> **Required work**:
Repeat each entry word for word; the images are not part of the copy.

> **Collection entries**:

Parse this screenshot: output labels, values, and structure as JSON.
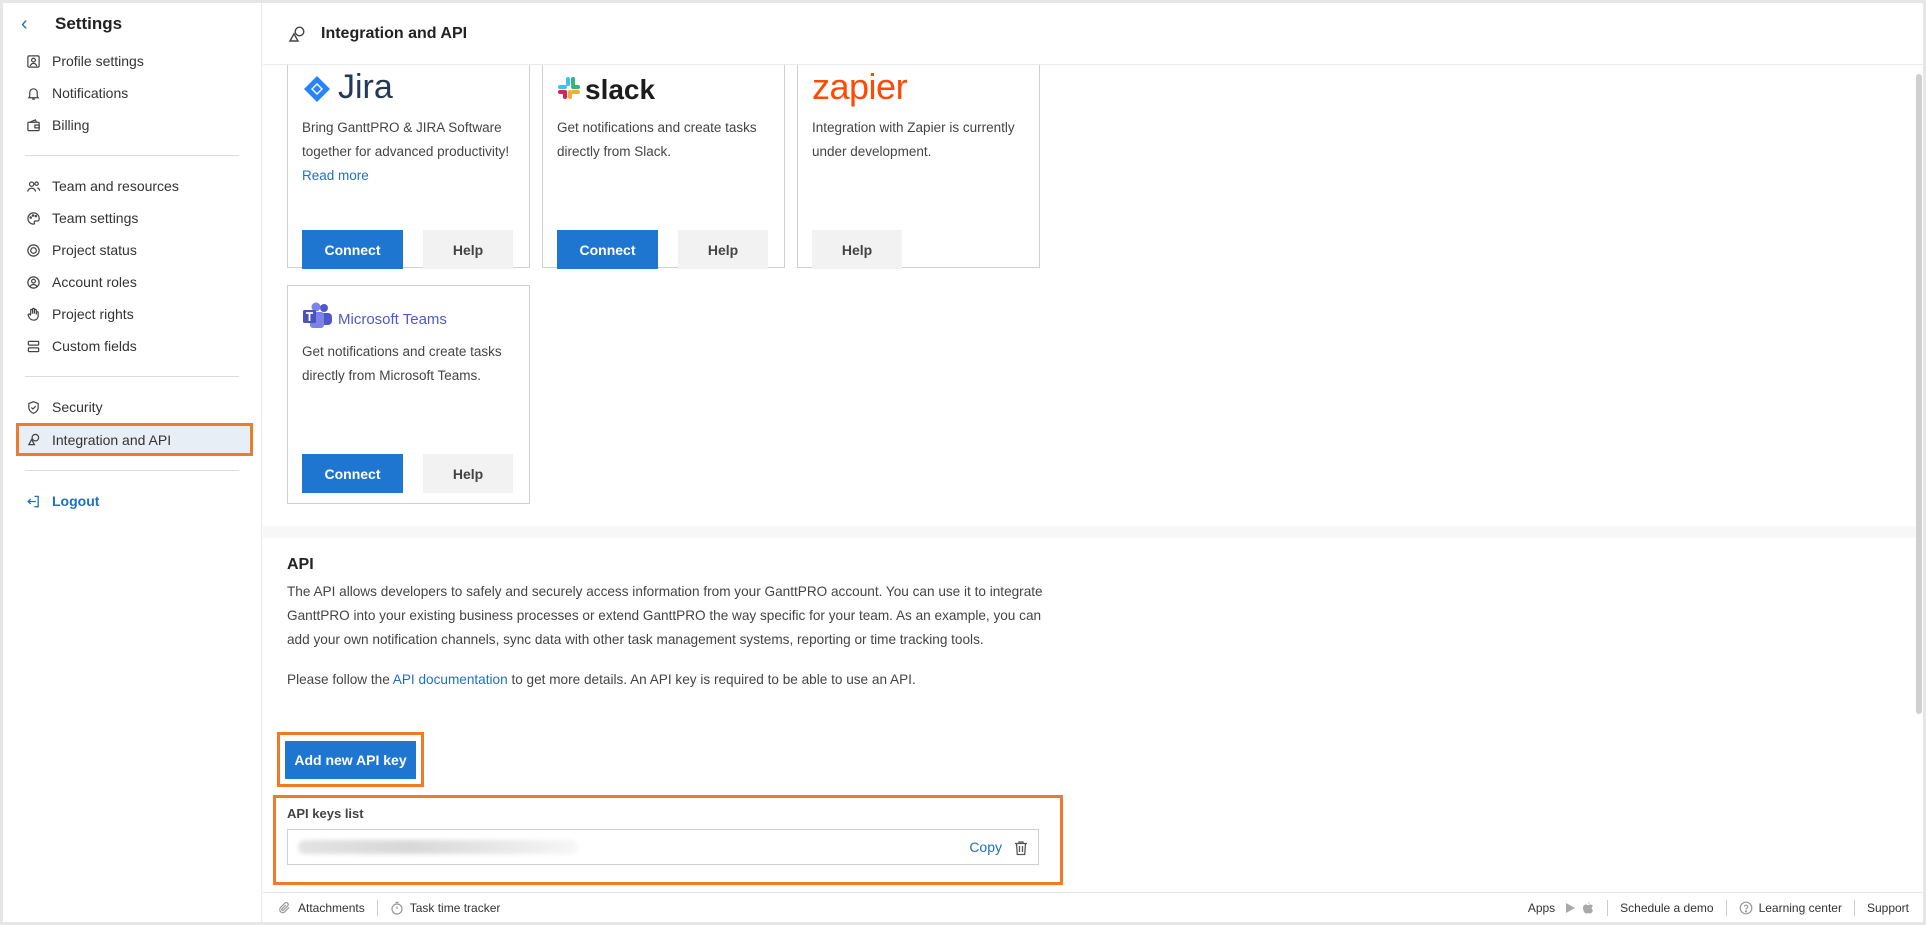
{
  "sidebar": {
    "title": "Settings",
    "group1": [
      {
        "label": "Profile settings",
        "icon": "profile-icon"
      },
      {
        "label": "Notifications",
        "icon": "bell-icon"
      },
      {
        "label": "Billing",
        "icon": "wallet-icon"
      }
    ],
    "group2": [
      {
        "label": "Team and resources",
        "icon": "team-icon"
      },
      {
        "label": "Team settings",
        "icon": "palette-icon"
      },
      {
        "label": "Project status",
        "icon": "target-icon"
      },
      {
        "label": "Account roles",
        "icon": "user-circle-icon"
      },
      {
        "label": "Project rights",
        "icon": "hand-icon"
      },
      {
        "label": "Custom fields",
        "icon": "fields-icon"
      }
    ],
    "group3": [
      {
        "label": "Security",
        "icon": "shield-icon"
      },
      {
        "label": "Integration and API",
        "icon": "shapes-icon",
        "active": true
      }
    ],
    "logout": "Logout"
  },
  "topbar": {
    "title": "Integration and API"
  },
  "integrations": {
    "jira": {
      "name": "Jira",
      "desc": "Bring GanttPRO & JIRA Software together for advanced productivity!",
      "link": "Read more",
      "connect": "Connect",
      "help": "Help"
    },
    "slack": {
      "name": "slack",
      "desc": "Get notifications and create tasks directly from Slack.",
      "connect": "Connect",
      "help": "Help"
    },
    "zapier": {
      "name": "zapier",
      "desc": "Integration with Zapier is currently under development.",
      "help": "Help"
    },
    "teams": {
      "name": "Microsoft Teams",
      "desc": "Get notifications and create tasks directly from Microsoft Teams.",
      "connect": "Connect",
      "help": "Help"
    }
  },
  "api": {
    "heading": "API",
    "description": "The API allows developers to safely and securely access information from your GanttPRO account. You can use it to integrate GanttPRO into your existing business processes or extend GanttPRO the way specific for your team. As an example, you can add your own notification channels, sync data with other task management systems, reporting or time tracking tools.",
    "follow_prefix": "Please follow the ",
    "doc_link": "API documentation",
    "follow_suffix": " to get more details. An API key is required to be able to use an API.",
    "add_key": "Add new API key",
    "keys_label": "API keys list",
    "copy": "Copy"
  },
  "footer": {
    "attachments": "Attachments",
    "time_tracker": "Task time tracker",
    "apps": "Apps",
    "schedule": "Schedule a demo",
    "learning": "Learning center",
    "support": "Support"
  },
  "colors": {
    "accent": "#1f76d1",
    "highlight": "#f07a26",
    "jira": "#2684ff",
    "zapier": "#ff4a00",
    "teams": "#5059c9"
  }
}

> **Response for this exercise**:
Parse this screenshot: output labels, values, and structure as JSON.
{
  "sidebar": {
    "title": "Settings",
    "group1": [
      {
        "label": "Profile settings",
        "icon": "profile-icon"
      },
      {
        "label": "Notifications",
        "icon": "bell-icon"
      },
      {
        "label": "Billing",
        "icon": "wallet-icon"
      }
    ],
    "group2": [
      {
        "label": "Team and resources",
        "icon": "team-icon"
      },
      {
        "label": "Team settings",
        "icon": "palette-icon"
      },
      {
        "label": "Project status",
        "icon": "target-icon"
      },
      {
        "label": "Account roles",
        "icon": "user-circle-icon"
      },
      {
        "label": "Project rights",
        "icon": "hand-icon"
      },
      {
        "label": "Custom fields",
        "icon": "fields-icon"
      }
    ],
    "group3": [
      {
        "label": "Security",
        "icon": "shield-icon"
      },
      {
        "label": "Integration and API",
        "icon": "shapes-icon",
        "active": true
      }
    ],
    "logout": "Logout"
  },
  "topbar": {
    "title": "Integration and API"
  },
  "integrations": {
    "jira": {
      "name": "Jira",
      "desc": "Bring GanttPRO & JIRA Software together for advanced productivity!",
      "link": "Read more",
      "connect": "Connect",
      "help": "Help"
    },
    "slack": {
      "name": "slack",
      "desc": "Get notifications and create tasks directly from Slack.",
      "connect": "Connect",
      "help": "Help"
    },
    "zapier": {
      "name": "zapier",
      "desc": "Integration with Zapier is currently under development.",
      "help": "Help"
    },
    "teams": {
      "name": "Microsoft Teams",
      "desc": "Get notifications and create tasks directly from Microsoft Teams.",
      "connect": "Connect",
      "help": "Help"
    }
  },
  "api": {
    "heading": "API",
    "description": "The API allows developers to safely and securely access information from your GanttPRO account. You can use it to integrate GanttPRO into your existing business processes or extend GanttPRO the way specific for your team. As an example, you can add your own notification channels, sync data with other task management systems, reporting or time tracking tools.",
    "follow_prefix": "Please follow the ",
    "doc_link": "API documentation",
    "follow_suffix": " to get more details. An API key is required to be able to use an API.",
    "add_key": "Add new API key",
    "keys_label": "API keys list",
    "copy": "Copy"
  },
  "footer": {
    "attachments": "Attachments",
    "time_tracker": "Task time tracker",
    "apps": "Apps",
    "schedule": "Schedule a demo",
    "learning": "Learning center",
    "support": "Support"
  },
  "colors": {
    "accent": "#1f76d1",
    "highlight": "#f07a26",
    "jira": "#2684ff",
    "zapier": "#ff4a00",
    "teams": "#5059c9"
  }
}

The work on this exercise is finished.